As I walked the puppies, I spoke to several locals who claimed that it wasn’t that brutal a winter… as if 30 below zero for a week at a time is a normal occurrence. They even commented that “Oh, it doesn’t get cold down here in southern Minnesota… but it can get downright chilly up north in Ely.” (These guys must be living in a parallel universe…) But you also hear stories that hundreds of native Minnesotans are putting their houses on the market in disgust at the weather and plan to relocate to… FLORIDA. (Yep, Global Warming is a terrible thing.)
On Saturday, we met up with the infamous Terri of the Frozen North for lunch at Wylde Roast and a Segway Magical History Tour of Minneapolis. After a safety video and a safety briefing, and fitting out with helmets, it took only a few minutes to learn to ride the stick with wheels, but those first few minutes were a bit exciting. Here is My Lovely Bride (think Corvette Chick at reduced speed) at our training area, looking a bit nonchalant and ready to get moving.She may have been thinking, “I can do 150 in my Vette… this will be too slow and boring for me…”
You can actually accelerate quickly, turn on a dime, and you simply shift the weight on your feet forward and aft to go ahead or in reverse. Riding the Segways was a blast, and we looked like a flock of ducklings in single file moving at 8-12 mph around the riverfront area. At $7,000 a pop to own, I’m not sure they will replace golf carts in The Villages, but for a day, they were great fun.
Here are the Three Musketeers stooging around on the famous Stone Arch Bridge at St. Anthony Falls.
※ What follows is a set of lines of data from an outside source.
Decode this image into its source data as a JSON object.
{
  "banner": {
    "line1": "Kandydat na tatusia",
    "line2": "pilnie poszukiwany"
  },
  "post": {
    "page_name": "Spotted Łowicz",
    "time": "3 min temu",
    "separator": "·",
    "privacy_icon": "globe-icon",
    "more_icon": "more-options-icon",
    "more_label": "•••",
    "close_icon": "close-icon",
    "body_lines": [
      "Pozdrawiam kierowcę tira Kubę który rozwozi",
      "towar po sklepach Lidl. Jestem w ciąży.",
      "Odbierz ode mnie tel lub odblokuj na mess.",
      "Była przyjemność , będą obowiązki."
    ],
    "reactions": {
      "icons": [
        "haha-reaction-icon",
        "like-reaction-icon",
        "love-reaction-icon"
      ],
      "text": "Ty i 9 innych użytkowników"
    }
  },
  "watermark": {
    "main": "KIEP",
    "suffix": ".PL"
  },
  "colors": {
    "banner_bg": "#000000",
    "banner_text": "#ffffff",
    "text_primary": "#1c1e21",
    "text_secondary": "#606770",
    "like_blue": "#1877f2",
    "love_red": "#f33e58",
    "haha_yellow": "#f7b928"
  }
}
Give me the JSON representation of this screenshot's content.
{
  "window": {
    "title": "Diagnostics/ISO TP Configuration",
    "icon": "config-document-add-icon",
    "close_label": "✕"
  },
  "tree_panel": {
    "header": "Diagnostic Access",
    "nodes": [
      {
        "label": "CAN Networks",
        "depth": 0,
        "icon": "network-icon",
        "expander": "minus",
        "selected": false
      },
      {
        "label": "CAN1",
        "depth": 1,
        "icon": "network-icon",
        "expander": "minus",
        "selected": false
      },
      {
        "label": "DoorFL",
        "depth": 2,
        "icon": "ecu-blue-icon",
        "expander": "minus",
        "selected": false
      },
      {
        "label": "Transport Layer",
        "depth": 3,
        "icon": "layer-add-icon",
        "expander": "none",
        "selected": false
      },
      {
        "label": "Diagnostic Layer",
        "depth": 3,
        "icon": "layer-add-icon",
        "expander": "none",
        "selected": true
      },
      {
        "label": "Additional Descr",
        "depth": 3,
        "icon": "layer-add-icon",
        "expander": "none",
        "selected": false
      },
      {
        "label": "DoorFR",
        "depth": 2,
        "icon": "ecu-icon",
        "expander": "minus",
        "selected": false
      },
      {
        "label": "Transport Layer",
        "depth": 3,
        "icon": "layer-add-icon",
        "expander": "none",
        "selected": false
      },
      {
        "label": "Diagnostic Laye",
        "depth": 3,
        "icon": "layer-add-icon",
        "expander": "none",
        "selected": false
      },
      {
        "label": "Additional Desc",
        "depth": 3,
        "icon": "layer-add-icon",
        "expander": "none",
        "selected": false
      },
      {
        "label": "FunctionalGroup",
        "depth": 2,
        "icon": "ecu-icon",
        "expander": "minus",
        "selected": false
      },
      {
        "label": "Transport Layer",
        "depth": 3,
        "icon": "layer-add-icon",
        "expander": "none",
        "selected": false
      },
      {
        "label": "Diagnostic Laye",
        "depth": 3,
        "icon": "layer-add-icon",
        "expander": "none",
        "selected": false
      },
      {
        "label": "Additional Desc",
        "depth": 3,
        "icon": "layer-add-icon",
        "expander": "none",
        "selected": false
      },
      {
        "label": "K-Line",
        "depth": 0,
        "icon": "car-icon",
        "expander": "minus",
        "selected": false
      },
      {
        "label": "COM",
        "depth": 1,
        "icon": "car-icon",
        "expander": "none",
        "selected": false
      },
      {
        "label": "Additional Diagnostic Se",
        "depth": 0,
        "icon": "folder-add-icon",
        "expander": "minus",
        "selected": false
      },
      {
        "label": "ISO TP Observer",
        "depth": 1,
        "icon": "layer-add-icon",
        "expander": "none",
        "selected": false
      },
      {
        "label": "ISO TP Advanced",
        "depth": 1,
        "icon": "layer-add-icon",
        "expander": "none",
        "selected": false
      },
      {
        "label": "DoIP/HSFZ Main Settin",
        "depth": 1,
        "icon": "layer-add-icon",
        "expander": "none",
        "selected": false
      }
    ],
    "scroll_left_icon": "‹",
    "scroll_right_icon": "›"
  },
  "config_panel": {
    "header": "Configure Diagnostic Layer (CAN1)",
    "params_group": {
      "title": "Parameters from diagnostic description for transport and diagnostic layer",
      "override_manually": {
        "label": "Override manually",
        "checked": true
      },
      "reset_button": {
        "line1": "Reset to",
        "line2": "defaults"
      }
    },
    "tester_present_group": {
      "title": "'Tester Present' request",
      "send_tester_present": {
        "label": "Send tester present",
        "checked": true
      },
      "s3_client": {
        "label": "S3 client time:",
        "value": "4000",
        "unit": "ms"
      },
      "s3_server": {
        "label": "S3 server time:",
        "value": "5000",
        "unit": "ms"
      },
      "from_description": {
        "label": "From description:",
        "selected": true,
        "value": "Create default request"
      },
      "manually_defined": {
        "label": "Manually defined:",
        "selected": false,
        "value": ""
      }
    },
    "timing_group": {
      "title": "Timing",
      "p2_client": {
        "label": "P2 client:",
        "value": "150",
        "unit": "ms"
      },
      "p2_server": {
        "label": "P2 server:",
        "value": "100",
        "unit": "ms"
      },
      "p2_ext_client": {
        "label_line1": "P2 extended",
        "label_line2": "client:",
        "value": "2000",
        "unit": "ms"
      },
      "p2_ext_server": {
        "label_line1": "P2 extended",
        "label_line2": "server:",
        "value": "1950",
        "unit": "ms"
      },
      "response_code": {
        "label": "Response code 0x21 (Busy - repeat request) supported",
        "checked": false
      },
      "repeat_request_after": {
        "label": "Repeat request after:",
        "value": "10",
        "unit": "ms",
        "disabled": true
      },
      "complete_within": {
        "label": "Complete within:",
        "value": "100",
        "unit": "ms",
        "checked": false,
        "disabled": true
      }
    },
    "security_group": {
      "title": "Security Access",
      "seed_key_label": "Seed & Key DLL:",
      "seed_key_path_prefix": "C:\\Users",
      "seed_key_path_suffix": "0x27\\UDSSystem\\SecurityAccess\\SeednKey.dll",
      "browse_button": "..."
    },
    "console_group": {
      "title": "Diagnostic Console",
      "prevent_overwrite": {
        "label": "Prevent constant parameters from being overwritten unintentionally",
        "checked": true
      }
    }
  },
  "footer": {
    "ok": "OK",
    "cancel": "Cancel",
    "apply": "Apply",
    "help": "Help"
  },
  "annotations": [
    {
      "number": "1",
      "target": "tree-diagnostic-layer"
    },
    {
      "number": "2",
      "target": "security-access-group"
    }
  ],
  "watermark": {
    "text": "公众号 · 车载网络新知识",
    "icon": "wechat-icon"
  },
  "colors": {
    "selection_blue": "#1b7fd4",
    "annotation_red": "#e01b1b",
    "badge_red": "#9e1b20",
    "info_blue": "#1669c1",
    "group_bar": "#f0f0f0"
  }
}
You may note that Terri is not wearing her trademark arctic parka and snow goggles today… it was unseasonably mild on Saturday.
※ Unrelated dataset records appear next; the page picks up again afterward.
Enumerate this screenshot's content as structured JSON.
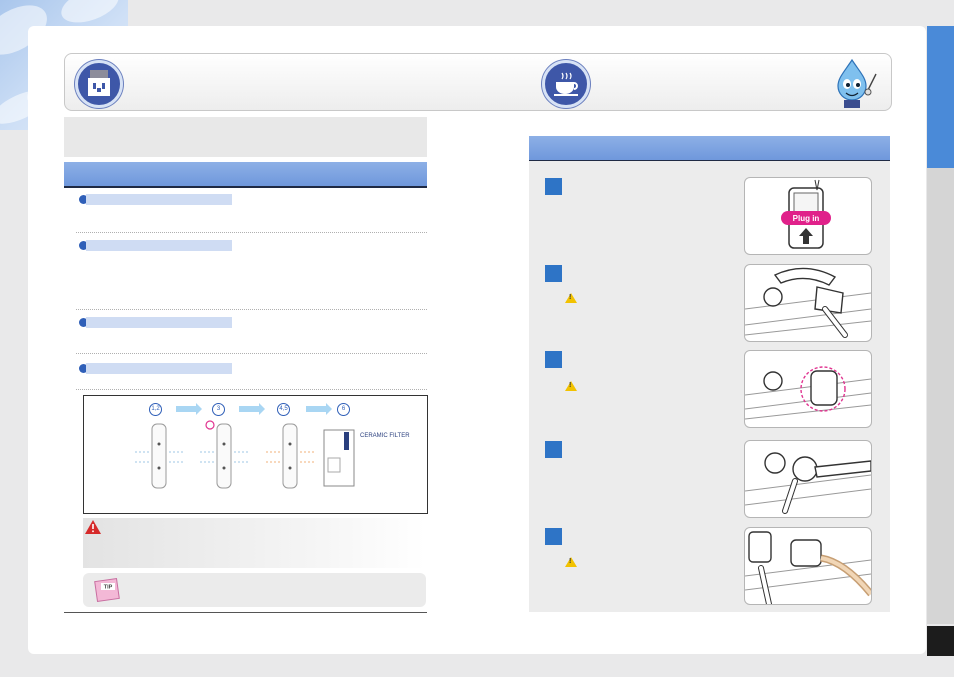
{
  "page_decor": {
    "tab_color": "#4a8ad8",
    "section_bar_color": "#78a0df"
  },
  "header": {
    "left_icon": "filter-unit-icon",
    "middle_icon": "coffee-cup-icon",
    "mascot": "water-drop-mascot"
  },
  "diagram": {
    "step_numbers": [
      "1,2",
      "3",
      "4,5",
      "6"
    ],
    "ceramic_label": "CERAMIC FILTER"
  },
  "warning": {
    "icon": "warning-triangle-icon",
    "color": "#d62a2a"
  },
  "tip": {
    "label": "TIP"
  },
  "steps_right": {
    "photo1_text": "Plug in"
  }
}
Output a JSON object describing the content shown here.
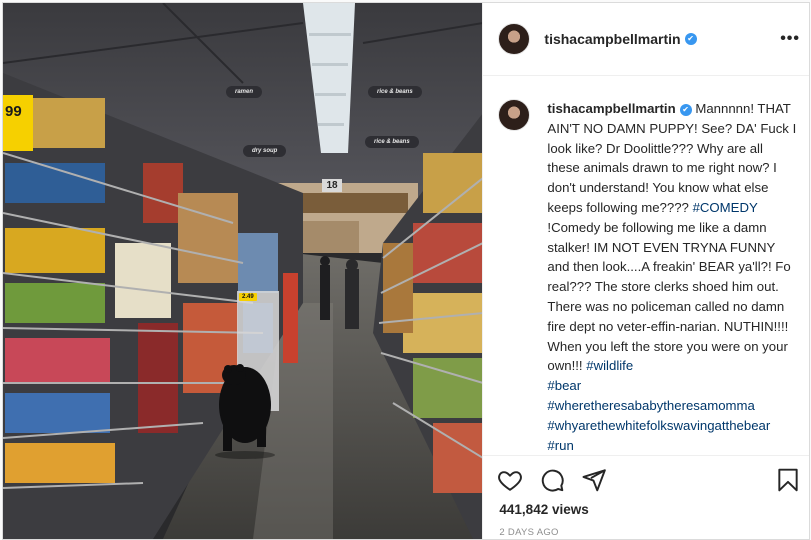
{
  "media": {
    "aisle_sign_left": "ramen",
    "aisle_sign_right": "rice & beans",
    "aisle_sign_left_low": "dry soup",
    "aisle_sign_right_low": "rice & beans",
    "aisle_number": "18",
    "price_tag": "99",
    "shelf_price": "2.49"
  },
  "header": {
    "username": "tishacampbellmartin",
    "verified_glyph": "✔",
    "more_label": "•••"
  },
  "caption": {
    "username": "tishacampbellmartin",
    "text": "Mannnnn! THAT AIN'T NO DAMN PUPPY! See? DA' Fuck I look like? Dr Doolittle??? Why are all these animals drawn to me right now? I don't understand! You know what else keeps following me???? ",
    "tag_comedy": "#COMEDY",
    "text2": " !Comedy be following me like a damn stalker! IM NOT EVEN TRYNA FUNNY and then look....A freakin' BEAR ya'll?! Fo real??? The store clerks shoed him out. There was no policeman called no damn fire dept no veter-effin-narian. NUTHIN!!!! When you left the store you were on your own!!! ",
    "tags": [
      "#wildlife",
      "#bear",
      "#wheretheresababytheresamomma",
      "#whyarethewhitefolkswavingatthebear",
      "#run"
    ]
  },
  "footer": {
    "views_count": "441,842",
    "views_label": " views",
    "timestamp": "2 DAYS AGO"
  },
  "icons": {
    "like": "heart-icon",
    "comment": "comment-icon",
    "share": "share-icon",
    "save": "bookmark-icon"
  },
  "colors": {
    "link": "#00376b",
    "verified": "#3897f0",
    "muted": "#8e8e8e"
  }
}
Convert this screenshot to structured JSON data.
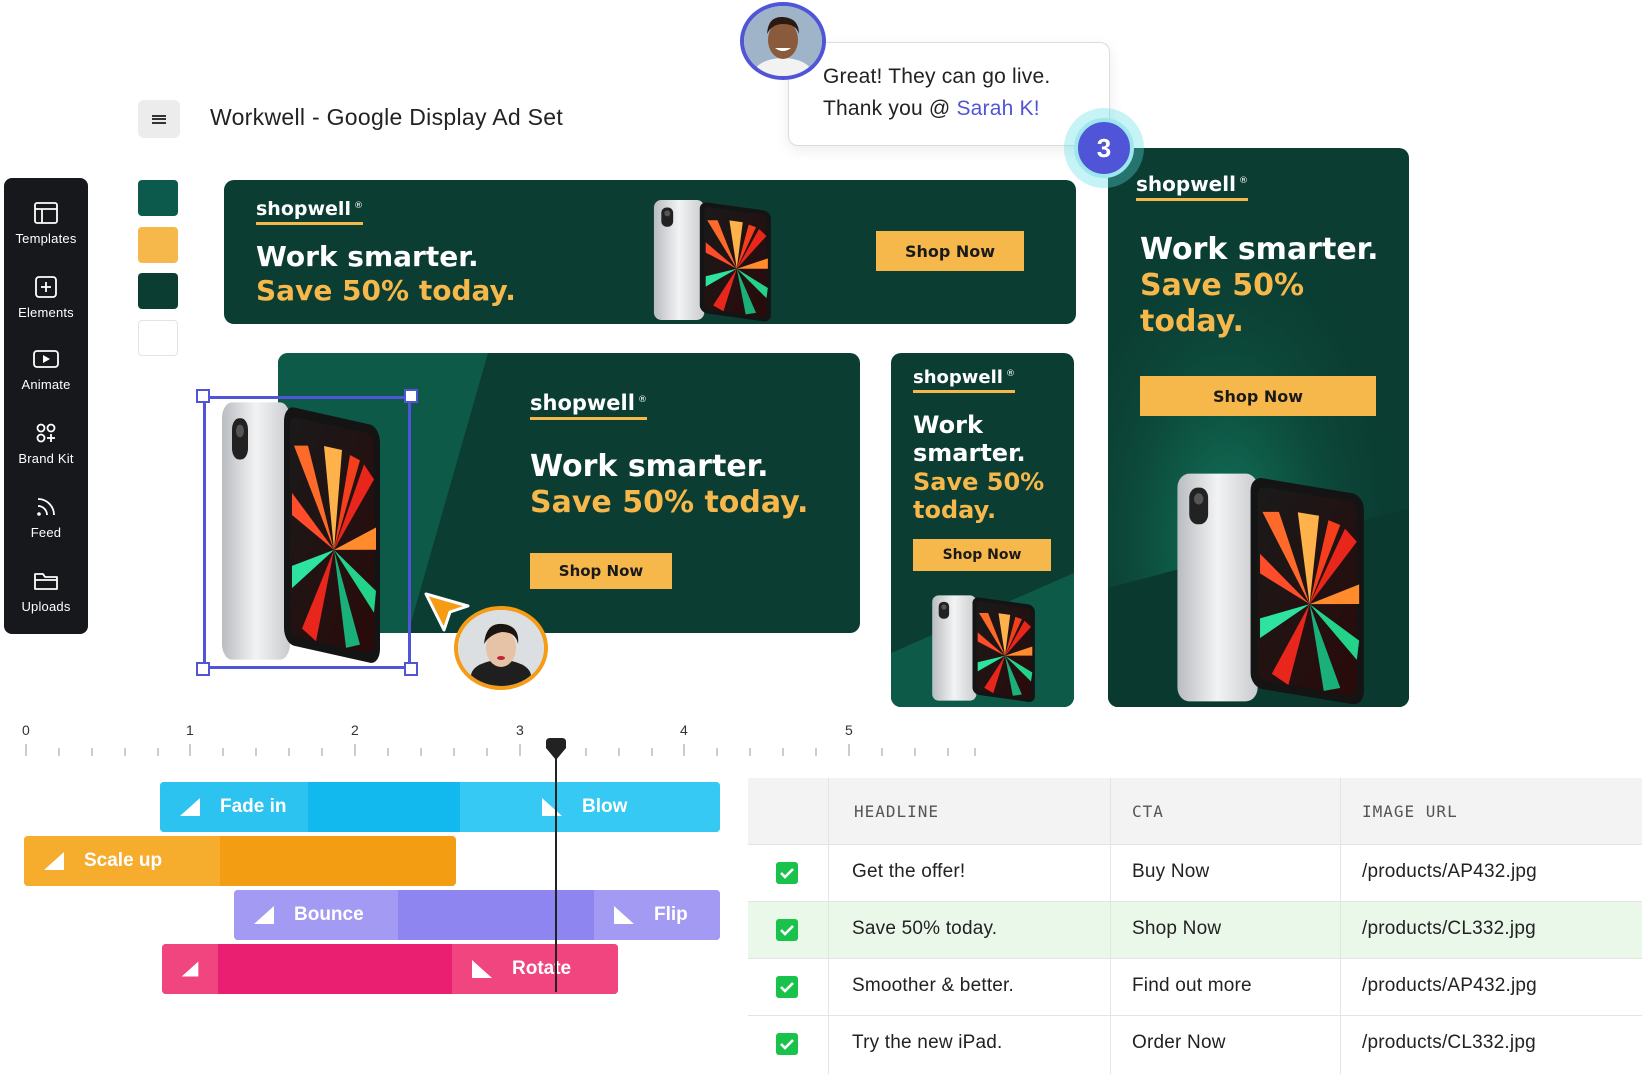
{
  "header": {
    "menu_icon": "hamburger-icon",
    "title": "Workwell - Google Display Ad Set"
  },
  "sidebar": {
    "items": [
      {
        "label": "Templates",
        "icon": "templates-icon"
      },
      {
        "label": "Elements",
        "icon": "plus-square-icon"
      },
      {
        "label": "Animate",
        "icon": "play-icon"
      },
      {
        "label": "Brand Kit",
        "icon": "brand-kit-icon"
      },
      {
        "label": "Feed",
        "icon": "feed-icon"
      },
      {
        "label": "Uploads",
        "icon": "folder-icon"
      }
    ]
  },
  "swatches": [
    "#0b5a4c",
    "#f6b74b",
    "#0b3d32",
    "#ffffff"
  ],
  "ads": {
    "brand": "shopwell",
    "registered": "®",
    "line1": "Work smarter.",
    "line2": "Save 50% today.",
    "narrow_line1a": "Work",
    "narrow_line1b": "smarter.",
    "narrow_line2a": "Save 50%",
    "narrow_line2b": "today.",
    "cta": "Shop Now",
    "colors": {
      "background": "#0b3d32",
      "accent": "#f6b74b"
    }
  },
  "comment": {
    "line1": "Great! They can go live.",
    "line2_prefix": "Thank you @ ",
    "mention": "Sarah K!",
    "badge_count": "3"
  },
  "timeline": {
    "ruler": [
      "0",
      "1",
      "2",
      "3",
      "4",
      "5"
    ],
    "tracks": [
      {
        "start_label": "Fade in",
        "end_label": "Blow",
        "color": "#12b9ee"
      },
      {
        "start_label": "Scale up",
        "color": "#f29d12"
      },
      {
        "start_label": "Bounce",
        "end_label": "Flip",
        "color": "#8f85f1"
      },
      {
        "start_label": "",
        "end_label": "Rotate",
        "color": "#ea1f72"
      }
    ]
  },
  "table": {
    "columns": [
      "HEADLINE",
      "CTA",
      "IMAGE URL"
    ],
    "rows": [
      {
        "headline": "Get the offer!",
        "cta": "Buy Now",
        "image_url": "/products/AP432.jpg",
        "checked": true,
        "highlighted": false
      },
      {
        "headline": "Save 50% today.",
        "cta": "Shop Now",
        "image_url": "/products/CL332.jpg",
        "checked": true,
        "highlighted": true
      },
      {
        "headline": "Smoother & better.",
        "cta": "Find out more",
        "image_url": "/products/AP432.jpg",
        "checked": true,
        "highlighted": false
      },
      {
        "headline": "Try the new iPad.",
        "cta": "Order Now",
        "image_url": "/products/CL332.jpg",
        "checked": true,
        "highlighted": false
      }
    ]
  }
}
The Stone Arch Bridge is the only arched bridge made of stone on the entire Mississippi River, and was built by railroad tycoon James J. Hill and architect Charles C. Smith in 1882-1883.It served as a railroad bridge until 1978, and became a bike/walking path in 1994.
The Segway tour proceeded onto Nicollet Island, where only 144 residents occupy quaint old frame houses, one painted in garish purple and (incorrectly) reputed to be home of the singer previously known as Prince.
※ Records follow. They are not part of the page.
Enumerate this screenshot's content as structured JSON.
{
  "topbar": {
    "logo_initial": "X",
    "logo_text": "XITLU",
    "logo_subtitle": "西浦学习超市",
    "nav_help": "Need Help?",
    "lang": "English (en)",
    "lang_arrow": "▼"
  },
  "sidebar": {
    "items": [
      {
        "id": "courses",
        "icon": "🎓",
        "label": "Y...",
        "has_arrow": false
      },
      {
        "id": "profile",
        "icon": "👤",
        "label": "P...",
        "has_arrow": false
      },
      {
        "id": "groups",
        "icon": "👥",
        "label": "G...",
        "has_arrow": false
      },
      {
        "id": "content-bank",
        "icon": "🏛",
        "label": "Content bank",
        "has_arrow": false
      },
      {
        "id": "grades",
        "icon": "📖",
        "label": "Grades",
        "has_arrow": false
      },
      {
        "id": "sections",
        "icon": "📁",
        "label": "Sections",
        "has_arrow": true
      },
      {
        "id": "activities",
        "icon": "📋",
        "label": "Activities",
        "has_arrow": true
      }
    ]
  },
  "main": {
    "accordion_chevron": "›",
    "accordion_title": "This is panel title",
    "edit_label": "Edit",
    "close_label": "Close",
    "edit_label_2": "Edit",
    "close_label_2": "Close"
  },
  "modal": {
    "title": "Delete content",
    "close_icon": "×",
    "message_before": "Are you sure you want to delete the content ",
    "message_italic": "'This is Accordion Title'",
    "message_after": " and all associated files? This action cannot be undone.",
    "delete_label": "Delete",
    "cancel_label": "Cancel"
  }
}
Saturday evening found us at Terri and Pam’s lovely home in Coon Rapids, MN, for snackies and dinner – delicious homemade pasta sauce over spaghetti squash, with a very artistic salad and yummy chocolate dessert. Their cat Gabby was temporarily sequestered in the basement to prevent inadvertent interaction with Rudy and Gretchen, who might have mistaken her for a large squirrel…
I have occasionally poked fun at Terri for the odd name of her current home town. She very thoughtfully designed tee shirts for MLB and myself, with “Someone in Coon Rapids Loves Me” logos, to commemorate our visit!